Because of the tremendous suffering during the two World Wars and the interwar economic and social hardship, world leaders decided – when they adopted the Charter of the United Nations in 1945, the Universal Declaration of Human Rights in 1948 and subsequent instruments including the binding Covenants on economic, social and cultural rights, and political and civil rights in 1966 – to introduce safeguards against violation of human rights like the right to work, earn a remunerative wage in a decent environment, access adequate and balanced food, healthcare, quality education for all and equitable sharing of the benefits of economic growth etc.
From 1945 to 1975, the world enjoyed a period of relative peace and security and the golden economic environment resulted in the overall improvement in peoples’ welfare. In Africa and other developing countries, the benefits of peace and economic growth manifested themselves in falling death rates and rapid population growth.

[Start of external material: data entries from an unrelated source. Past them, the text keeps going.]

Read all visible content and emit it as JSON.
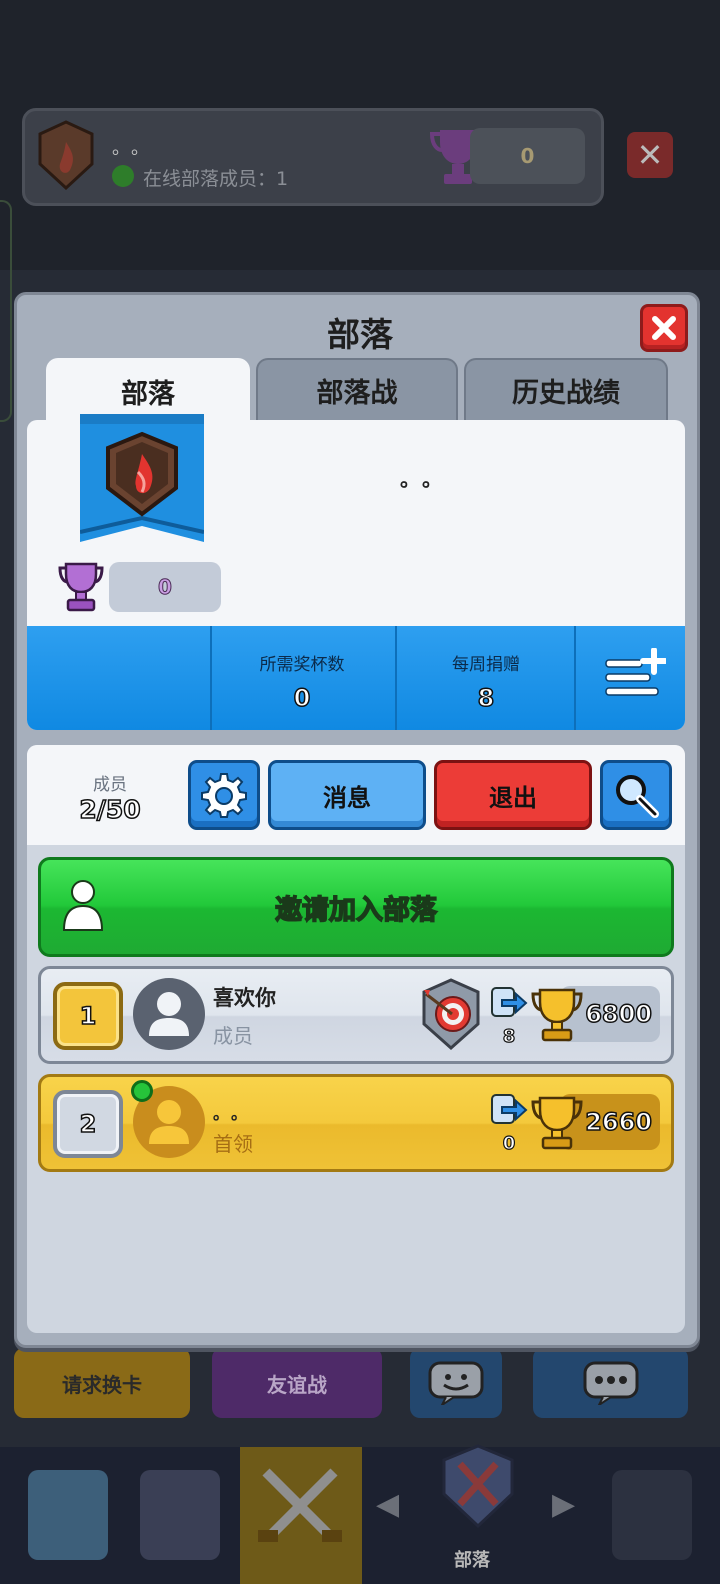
{
  "background": {
    "clan_name": "。。",
    "online_members": "在线部落成员：1",
    "trophies": "0",
    "action_buttons": [
      "请求换卡",
      "友谊战"
    ],
    "nav_label": "部落"
  },
  "dialog": {
    "title": "部落",
    "tabs": [
      "部落",
      "部落战",
      "历史战绩"
    ],
    "clan_name": "。。",
    "clan_trophies": "0",
    "stats": {
      "required_trophies_label": "所需奖杯数",
      "required_trophies": "0",
      "weekly_donations_label": "每周捐赠",
      "weekly_donations": "8"
    },
    "members": {
      "label": "成员",
      "count": "2/50",
      "message_button": "消息",
      "exit_button": "退出"
    },
    "invite_label": "邀请加入部落",
    "member_list": [
      {
        "rank": "1",
        "name": "喜欢你",
        "role": "成员",
        "donations": "8",
        "trophies": "6800",
        "online": false
      },
      {
        "rank": "2",
        "name": "。。",
        "role": "首领",
        "donations": "0",
        "trophies": "2660",
        "online": true
      }
    ]
  },
  "colors": {
    "accent_blue": "#1089e2",
    "exit_red": "#ec3c37",
    "invite_green": "#22c93a",
    "leader_gold": "#f4c93c"
  }
}
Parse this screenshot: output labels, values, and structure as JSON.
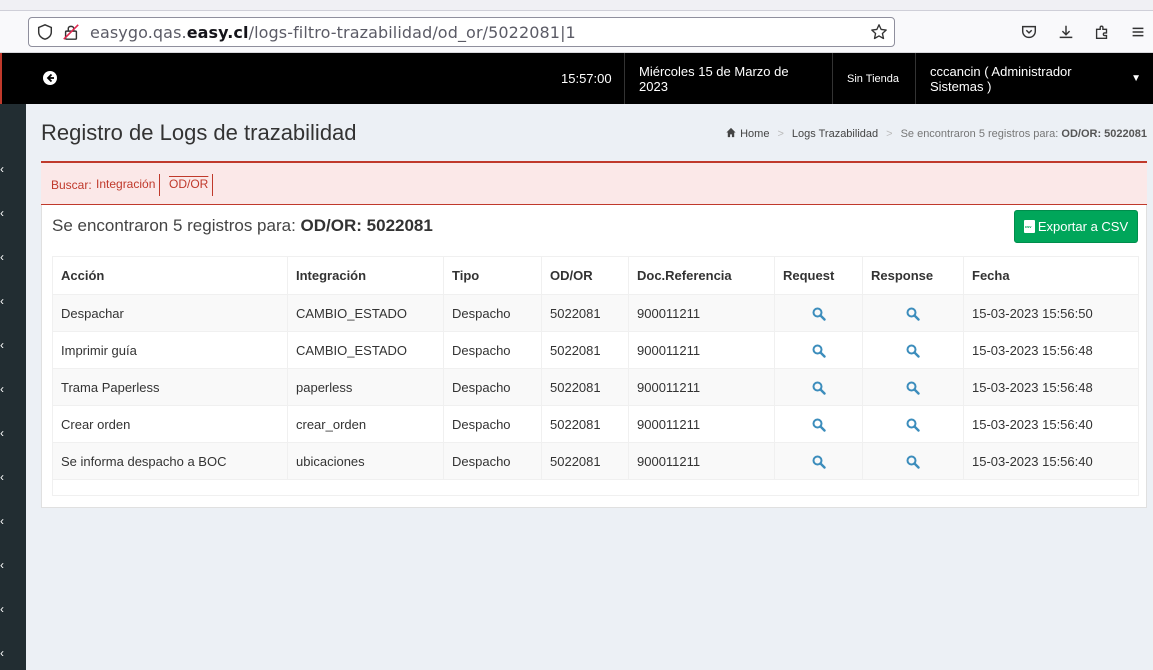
{
  "browser": {
    "url_prefix": "easygo.qas.",
    "url_domain": "easy.cl",
    "url_path": "/logs-filtro-trazabilidad/od_or/5022081|1"
  },
  "header": {
    "time": "15:57:00",
    "date": "Miércoles 15 de Marzo de 2023",
    "store": "Sin Tienda",
    "user": "cccancin ( Administrador Sistemas )"
  },
  "page": {
    "title": "Registro de Logs de trazabilidad"
  },
  "breadcrumb": {
    "home": "Home",
    "logs": "Logs Trazabilidad",
    "current_prefix": "Se encontraron 5 registros para:",
    "current_bold": "OD/OR: 5022081"
  },
  "filter": {
    "label": "Buscar:",
    "tags": [
      "Integración",
      "OD/OR"
    ]
  },
  "results": {
    "prefix": "Se encontraron 5 registros para:",
    "bold": "OD/OR: 5022081"
  },
  "export_button": "Exportar a CSV",
  "table": {
    "headers": [
      "Acción",
      "Integración",
      "Tipo",
      "OD/OR",
      "Doc.Referencia",
      "Request",
      "Response",
      "Fecha"
    ],
    "rows": [
      [
        "Despachar",
        "CAMBIO_ESTADO",
        "Despacho",
        "5022081",
        "900011211",
        "15-03-2023 15:56:50"
      ],
      [
        "Imprimir guía",
        "CAMBIO_ESTADO",
        "Despacho",
        "5022081",
        "900011211",
        "15-03-2023 15:56:48"
      ],
      [
        "Trama Paperless",
        "paperless",
        "Despacho",
        "5022081",
        "900011211",
        "15-03-2023 15:56:48"
      ],
      [
        "Crear orden",
        "crear_orden",
        "Despacho",
        "5022081",
        "900011211",
        "15-03-2023 15:56:40"
      ],
      [
        "Se informa despacho a BOC",
        "ubicaciones",
        "Despacho",
        "5022081",
        "900011211",
        "15-03-2023 15:56:40"
      ]
    ]
  },
  "colors": {
    "header_bg": "#000000",
    "sidebar_bg": "#222d32",
    "accent_red": "#c0392b",
    "export_green": "#00a65a",
    "link_blue": "#3c8dbc"
  }
}
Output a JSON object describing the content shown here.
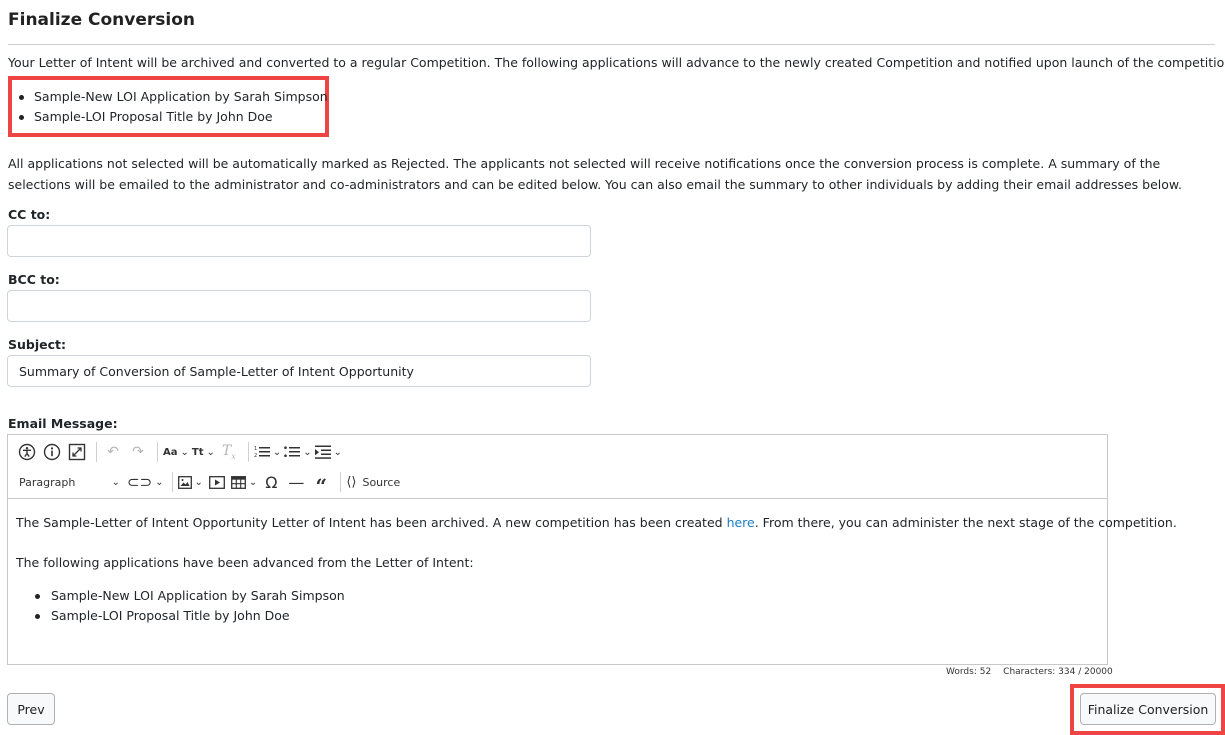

Studies conducted by the World Bank in the 1980s and 1990s concluded that Africa was not doing well economically and socially largely because of distortions in the domestic domain. In its 1994 report entitled Adjustment in Africa: Reforms, Results, and the road ahead, the Bank noted that although there was no single explanation for Africa’s poor performance, economic decline was due in large part to poor domestic policies at macroeconomic and sector levels. The distortions were compressed into state intervention in production and economic regulation; overvalued exchange rates; large and prolonged budget deficits that undermined macroeconomic stability needed for long-term growth; protectionist trade policies and government monopolies through nationalized enterprises and financial institutions that reduced competition vital for increasing productivity; and a bias against exports especially of agricultural produce through heavy taxation.
The Bank recommended a new development paradigm (structural adjustment) to correct these policy distortions. It called for the state to be limited to the provision of basic services and a stable policy environment; promotion of exports with a focus on agriculture; promotion of private sector; maintenance of macroeconomic stability; and avoidance of overvalued exchange rates.